Do you recycle all your steel/tin cans? Cans that once held condensed soup, sardines, vegetables, spaghetti sauce, olives, pumpkin, sauerkraut, and all kinds of other food should be recycled. Rinse them out, no need to remove the label, do not flatten them, and recycle. The entire can is meant to be recycled, so throw the lid into recycling with the metal lids from glass jars.
Do you recycle all forms of glass? Any clear or colored jar or bottle can be recycled. You do not have to separate colors. However, glass from windows and mirrors, ceramics, plates, water glasses, and Pyrex dishes are considered landfill.
Do you recycle all aluminum cans? All aluminum cans and bottles are very recyclable. Aluminum foil and pie pans, if free of baked on food, and relatively clean should find their way into the recycling container.
Do you donate unwanted clothing, bedding, curtains, and rugs to the Salvation Army rather than throw them away with your landfill garbage? There are a dozen Salvation Army containers just inside the door of the Recycling Center in Preston. Ripped and torn articles are accepted. All we ask is that your donations are clean and dry. The Salvation Army now accepts shoes, belts, and purses, as well.
Do you use the metal bin as much as you should? There is a large dumpster at the Recycling Center in Preston. Any form of metal can go into this container. Aluminum siding, rain gutters, barbed wire, steel fence posts, grills, pots, pans, satellite dishes, bicycles, snow blowers, and lawn mowers are just a few items that can be placed into this container. If your item is too large to lift it into the container, just lay it next to the dumpster and we will get it into the container.
Do you recycle all your fluorescent and CFL tubes and bulbs? Yes, they do contain mercury and we don’t want or need that stuff floating around getting on us, our food, our soil, or our water.
Do you recycle all your rechargeable and button batteries? A Recycling 101 article in the Fillmore County Journal in June dealt with this subject. I received an e-mail concerning getting a rechargeable battery out of an electric tooth brush. Please don’t hurt yourself trying get the battery out. The people at the recovery center will get it out if you take it to them.

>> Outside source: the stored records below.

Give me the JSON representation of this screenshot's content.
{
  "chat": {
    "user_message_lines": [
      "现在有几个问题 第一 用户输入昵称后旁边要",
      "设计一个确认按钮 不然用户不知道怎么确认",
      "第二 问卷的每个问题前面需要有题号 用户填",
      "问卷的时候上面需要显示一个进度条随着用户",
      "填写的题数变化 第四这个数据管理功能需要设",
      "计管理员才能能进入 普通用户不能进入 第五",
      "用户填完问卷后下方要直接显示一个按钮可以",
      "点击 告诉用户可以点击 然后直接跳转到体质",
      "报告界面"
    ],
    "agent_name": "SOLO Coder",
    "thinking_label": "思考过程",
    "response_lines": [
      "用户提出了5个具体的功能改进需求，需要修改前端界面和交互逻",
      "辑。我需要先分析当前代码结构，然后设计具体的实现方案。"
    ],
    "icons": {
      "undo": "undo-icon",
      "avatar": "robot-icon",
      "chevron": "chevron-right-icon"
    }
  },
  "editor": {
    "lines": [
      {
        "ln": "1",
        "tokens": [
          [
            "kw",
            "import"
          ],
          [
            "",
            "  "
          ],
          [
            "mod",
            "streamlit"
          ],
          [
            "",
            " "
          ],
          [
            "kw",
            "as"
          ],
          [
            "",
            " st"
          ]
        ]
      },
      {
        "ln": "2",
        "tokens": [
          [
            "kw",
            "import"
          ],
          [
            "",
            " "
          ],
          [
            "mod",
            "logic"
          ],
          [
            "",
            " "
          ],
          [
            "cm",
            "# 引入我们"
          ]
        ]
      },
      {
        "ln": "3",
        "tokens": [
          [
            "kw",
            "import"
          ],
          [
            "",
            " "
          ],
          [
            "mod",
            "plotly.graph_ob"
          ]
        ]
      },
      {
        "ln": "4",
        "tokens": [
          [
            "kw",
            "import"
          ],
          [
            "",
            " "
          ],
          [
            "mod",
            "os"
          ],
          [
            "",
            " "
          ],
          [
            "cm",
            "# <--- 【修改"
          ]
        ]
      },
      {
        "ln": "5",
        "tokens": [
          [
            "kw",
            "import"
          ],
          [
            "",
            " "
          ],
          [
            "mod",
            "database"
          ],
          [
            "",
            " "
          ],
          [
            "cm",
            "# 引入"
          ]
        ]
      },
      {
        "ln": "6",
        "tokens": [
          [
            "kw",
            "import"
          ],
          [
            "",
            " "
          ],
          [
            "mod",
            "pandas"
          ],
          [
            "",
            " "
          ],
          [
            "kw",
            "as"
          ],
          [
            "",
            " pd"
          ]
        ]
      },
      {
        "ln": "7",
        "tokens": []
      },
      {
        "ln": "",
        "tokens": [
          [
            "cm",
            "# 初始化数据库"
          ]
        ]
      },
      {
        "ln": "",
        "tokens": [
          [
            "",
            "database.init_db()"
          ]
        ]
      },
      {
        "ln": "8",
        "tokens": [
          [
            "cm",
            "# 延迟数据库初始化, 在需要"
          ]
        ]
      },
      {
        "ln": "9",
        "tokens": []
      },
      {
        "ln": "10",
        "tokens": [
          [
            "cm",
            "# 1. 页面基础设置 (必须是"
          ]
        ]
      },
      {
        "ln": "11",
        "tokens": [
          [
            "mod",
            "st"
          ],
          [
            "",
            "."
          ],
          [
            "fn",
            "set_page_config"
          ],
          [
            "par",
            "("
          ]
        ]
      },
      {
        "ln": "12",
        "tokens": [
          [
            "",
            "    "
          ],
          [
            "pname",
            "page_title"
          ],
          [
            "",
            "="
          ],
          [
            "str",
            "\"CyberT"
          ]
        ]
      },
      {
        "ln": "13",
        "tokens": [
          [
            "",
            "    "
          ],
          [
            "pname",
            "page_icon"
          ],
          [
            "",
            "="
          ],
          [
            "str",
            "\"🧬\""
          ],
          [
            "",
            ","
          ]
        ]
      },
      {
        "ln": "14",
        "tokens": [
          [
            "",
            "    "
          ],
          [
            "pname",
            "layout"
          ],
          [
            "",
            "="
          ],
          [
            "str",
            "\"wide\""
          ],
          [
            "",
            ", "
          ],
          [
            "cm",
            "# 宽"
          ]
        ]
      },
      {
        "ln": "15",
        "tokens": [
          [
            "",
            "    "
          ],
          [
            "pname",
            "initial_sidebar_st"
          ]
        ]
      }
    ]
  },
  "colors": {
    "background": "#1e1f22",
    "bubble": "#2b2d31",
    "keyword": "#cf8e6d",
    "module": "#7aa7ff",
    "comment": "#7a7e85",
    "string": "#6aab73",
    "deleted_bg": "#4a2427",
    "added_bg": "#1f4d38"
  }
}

The next group of Recycling 101 articles are scheduled to contain what I consider interesting tidbits of information that have found their way to my desk during the past ten years.